Corn Smut.

Date: Fri, 12 Apr 1996 21:41:02 -0400
To: The Culinary Herbs & Spices List <HERBS.HOME.EASE.LSOFT.COM>
From: Sara Anne Corrigan <SaraAnneC.AOL.COM>
Subject: Re: corn smut (was epazote)

>(about epazote:) I think it tastes better than it smells. Cooking may alter the aroma. We used it in huitlacoche (corn smut) last summer, and it's used in bean dishes. Now that I have used it, I will use it more often. Margaret

OK. Really. Do you have actual recipes for preparing corn smut as a culinaryevent? Here in southern Indiana where corn is grown by the thousands of acres, corn smut is a vilified thing. I figure it's a fungus and likely tastes like mushrooms, but I've never had nerve enough to forge (forage?) ahead on my own. I would TRULY TRULY love to know what to look for, how to harvest it, and recipes for cooking with it. I promise I'll try it!

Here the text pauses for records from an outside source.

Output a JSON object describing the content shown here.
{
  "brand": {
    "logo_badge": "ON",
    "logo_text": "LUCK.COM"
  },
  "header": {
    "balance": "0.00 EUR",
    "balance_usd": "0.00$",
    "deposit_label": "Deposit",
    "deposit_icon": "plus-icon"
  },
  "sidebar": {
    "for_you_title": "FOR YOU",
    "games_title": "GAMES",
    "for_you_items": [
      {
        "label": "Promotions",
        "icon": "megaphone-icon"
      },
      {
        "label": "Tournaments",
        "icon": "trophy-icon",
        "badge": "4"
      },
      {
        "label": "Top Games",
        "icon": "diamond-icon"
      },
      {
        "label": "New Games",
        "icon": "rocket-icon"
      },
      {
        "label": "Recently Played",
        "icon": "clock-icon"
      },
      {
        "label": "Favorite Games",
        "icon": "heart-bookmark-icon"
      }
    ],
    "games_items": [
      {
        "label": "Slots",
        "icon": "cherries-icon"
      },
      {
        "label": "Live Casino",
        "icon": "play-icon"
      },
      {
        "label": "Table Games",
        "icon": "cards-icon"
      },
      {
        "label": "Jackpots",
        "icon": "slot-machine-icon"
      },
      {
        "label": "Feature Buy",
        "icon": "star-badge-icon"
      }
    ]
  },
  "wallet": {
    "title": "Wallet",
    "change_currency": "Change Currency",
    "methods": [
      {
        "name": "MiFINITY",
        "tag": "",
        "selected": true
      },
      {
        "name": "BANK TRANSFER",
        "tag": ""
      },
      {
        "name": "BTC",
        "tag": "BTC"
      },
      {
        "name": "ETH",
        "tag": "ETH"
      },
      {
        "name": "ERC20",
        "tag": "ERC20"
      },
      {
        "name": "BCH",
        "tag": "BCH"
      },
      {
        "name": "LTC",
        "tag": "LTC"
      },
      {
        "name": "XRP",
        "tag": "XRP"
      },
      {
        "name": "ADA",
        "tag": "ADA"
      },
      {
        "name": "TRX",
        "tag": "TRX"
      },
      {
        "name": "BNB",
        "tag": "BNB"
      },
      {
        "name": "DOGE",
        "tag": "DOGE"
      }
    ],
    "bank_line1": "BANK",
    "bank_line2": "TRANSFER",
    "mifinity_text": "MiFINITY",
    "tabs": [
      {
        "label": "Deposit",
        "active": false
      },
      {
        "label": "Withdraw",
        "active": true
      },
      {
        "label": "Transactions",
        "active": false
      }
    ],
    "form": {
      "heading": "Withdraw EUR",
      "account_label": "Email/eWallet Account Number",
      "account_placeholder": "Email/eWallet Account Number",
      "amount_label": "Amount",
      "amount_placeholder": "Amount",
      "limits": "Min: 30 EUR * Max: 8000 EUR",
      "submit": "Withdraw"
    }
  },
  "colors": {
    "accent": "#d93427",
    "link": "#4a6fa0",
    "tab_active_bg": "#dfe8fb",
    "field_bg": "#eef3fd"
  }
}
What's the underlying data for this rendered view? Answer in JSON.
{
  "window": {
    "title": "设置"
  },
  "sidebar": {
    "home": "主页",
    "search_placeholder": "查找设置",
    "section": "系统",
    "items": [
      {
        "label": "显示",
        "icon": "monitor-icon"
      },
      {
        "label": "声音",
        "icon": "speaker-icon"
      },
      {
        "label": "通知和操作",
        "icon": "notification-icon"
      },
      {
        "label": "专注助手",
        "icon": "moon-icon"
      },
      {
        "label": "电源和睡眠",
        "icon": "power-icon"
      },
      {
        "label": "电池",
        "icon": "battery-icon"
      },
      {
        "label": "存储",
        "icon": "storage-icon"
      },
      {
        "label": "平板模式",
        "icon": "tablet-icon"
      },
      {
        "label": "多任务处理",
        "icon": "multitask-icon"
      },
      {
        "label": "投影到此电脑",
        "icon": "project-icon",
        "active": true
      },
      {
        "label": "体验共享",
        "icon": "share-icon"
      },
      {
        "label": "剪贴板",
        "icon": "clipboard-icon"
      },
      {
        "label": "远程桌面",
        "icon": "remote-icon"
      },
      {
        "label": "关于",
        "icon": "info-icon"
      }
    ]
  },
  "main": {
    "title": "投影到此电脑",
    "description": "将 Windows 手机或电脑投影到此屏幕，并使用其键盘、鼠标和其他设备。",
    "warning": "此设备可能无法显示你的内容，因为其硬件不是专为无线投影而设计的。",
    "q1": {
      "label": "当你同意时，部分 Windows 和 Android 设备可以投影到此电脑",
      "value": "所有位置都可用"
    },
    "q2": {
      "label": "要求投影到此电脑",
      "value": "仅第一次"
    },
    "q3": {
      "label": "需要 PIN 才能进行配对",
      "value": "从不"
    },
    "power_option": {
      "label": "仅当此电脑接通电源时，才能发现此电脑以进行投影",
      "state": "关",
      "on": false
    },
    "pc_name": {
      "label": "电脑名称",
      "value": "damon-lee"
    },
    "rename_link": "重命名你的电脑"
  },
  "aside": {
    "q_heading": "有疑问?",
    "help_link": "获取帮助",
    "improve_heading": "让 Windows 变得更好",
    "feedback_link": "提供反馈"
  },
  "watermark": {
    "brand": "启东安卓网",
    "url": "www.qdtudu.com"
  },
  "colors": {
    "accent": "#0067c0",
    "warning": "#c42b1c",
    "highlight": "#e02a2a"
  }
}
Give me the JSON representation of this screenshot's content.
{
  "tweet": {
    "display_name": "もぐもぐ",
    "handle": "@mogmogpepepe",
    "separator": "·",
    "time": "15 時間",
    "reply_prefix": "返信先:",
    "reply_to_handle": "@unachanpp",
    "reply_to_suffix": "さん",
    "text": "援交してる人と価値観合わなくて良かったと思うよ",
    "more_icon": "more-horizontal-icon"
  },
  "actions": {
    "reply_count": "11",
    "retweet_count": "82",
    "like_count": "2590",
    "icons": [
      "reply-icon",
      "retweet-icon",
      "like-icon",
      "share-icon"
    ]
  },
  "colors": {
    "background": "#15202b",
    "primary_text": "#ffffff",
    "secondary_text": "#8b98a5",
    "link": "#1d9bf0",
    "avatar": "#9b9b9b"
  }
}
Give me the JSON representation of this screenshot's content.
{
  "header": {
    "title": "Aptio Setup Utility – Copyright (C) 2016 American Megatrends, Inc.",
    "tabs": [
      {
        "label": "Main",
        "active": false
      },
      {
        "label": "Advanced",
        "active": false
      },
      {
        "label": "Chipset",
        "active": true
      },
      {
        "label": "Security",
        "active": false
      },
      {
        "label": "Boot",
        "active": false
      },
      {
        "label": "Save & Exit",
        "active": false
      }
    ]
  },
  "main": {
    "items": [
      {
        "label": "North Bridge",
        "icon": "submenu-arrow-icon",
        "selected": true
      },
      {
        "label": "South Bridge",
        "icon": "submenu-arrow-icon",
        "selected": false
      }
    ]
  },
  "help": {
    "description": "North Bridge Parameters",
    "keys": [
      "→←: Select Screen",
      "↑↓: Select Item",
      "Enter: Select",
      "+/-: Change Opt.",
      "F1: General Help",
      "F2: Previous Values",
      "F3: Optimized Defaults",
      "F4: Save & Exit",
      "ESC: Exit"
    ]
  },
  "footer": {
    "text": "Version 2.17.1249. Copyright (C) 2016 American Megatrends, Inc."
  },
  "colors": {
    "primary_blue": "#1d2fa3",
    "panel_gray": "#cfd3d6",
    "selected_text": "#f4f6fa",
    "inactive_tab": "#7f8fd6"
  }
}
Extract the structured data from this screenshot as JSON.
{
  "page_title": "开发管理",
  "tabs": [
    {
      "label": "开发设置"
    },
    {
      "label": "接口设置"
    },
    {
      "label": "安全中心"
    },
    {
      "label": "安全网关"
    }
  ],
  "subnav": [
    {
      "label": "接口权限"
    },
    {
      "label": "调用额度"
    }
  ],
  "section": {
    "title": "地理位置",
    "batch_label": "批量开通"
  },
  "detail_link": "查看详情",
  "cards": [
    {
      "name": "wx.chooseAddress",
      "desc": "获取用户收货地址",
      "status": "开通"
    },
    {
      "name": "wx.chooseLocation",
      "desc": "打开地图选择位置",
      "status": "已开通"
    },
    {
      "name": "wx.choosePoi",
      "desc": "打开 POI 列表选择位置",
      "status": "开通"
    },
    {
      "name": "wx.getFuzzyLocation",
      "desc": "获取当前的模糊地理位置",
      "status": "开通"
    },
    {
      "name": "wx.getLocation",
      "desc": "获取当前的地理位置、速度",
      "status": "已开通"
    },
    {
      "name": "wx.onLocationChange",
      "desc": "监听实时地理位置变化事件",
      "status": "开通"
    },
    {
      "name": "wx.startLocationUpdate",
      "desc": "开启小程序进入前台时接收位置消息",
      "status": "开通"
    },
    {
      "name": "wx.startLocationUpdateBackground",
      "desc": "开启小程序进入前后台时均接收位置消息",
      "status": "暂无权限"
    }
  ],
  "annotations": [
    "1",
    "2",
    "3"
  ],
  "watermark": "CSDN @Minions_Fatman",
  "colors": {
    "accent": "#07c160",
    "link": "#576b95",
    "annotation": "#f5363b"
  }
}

From: Margaret Lauterbach <mlaute.MICRON.NET>

>OK. Really. Do you have actual recipes for preparing corn smut as a culinary event?

In Mexican cooking, it's called "huitlacoche." In "Cuisines of Mexico" by Diana Kennedy, she says "it is perfectly delicious with an inky, mushroomy flavor that is almost impossible to describe." You have to get the kernels before they soften, ready to send up new spores, of course. When the kernels are silvery blue, misshapen, etc, chop them up and saute them. They exude an aromatic, inky liquid. Kennedy says it's "made into soup or, more elegantly, stuffed into thin crepes which are then covered with cream." It is also a popular filling for quesadillas, for which Kennedy does give the recipe:

Huitlacoche para quesadillas

Chop fungus kernels roughly and set them aside.
In 3 to 4 T cooking oil, saute 1/4 medium onion (chopped) and 1 clove garlic (finely chopped) until they're soft, but not brown. Add strips from two small chiles poblanos (peeled) or two canned green chiles), the huitlacoche, 1 large sprig epazote (chopped) and salt to taste. Cook over medium flame until mix is soft and liquid from the fungus has evaporated (about 15 minutes).

Add to cheese-filled corn tortilla. Muenster cheese works well for this.

Chile-heads folks also suggest mixing chopped huitlacoche with srambled eggs or serving them with huevos rancheros...It might be worth a call to some fancy Mexican restaurants such as Mark Miller's Coyote Cafe in Santa Fe to see what they'd pay you for a quantity of it. BTW, he likens the flavor of huitlacoche to wild does have a mushroomy aroma, but I didn't have enough of it to get a morel aroma (didn't want to sear my nose). This is something you have to grow yourself, it's not commercially available.

Bon appetit! Margaret

From: Pat Patterson <PSP.LCE.OES.ORST.EDU>

Actually corn smut is now commercially available, but I doubt you will want to pay the price! It is about $30 last I heard. It has to be grown in isolation from commercial corn crops. It is usually canned and rarely available fresh. I think Frieda's Exotic Foods may carry it? Hoity toity restaurants are selling it as Mexican mushroom or Huichlcoatl or any other name they can imagine. It is important that it not have gone to spore stage before using.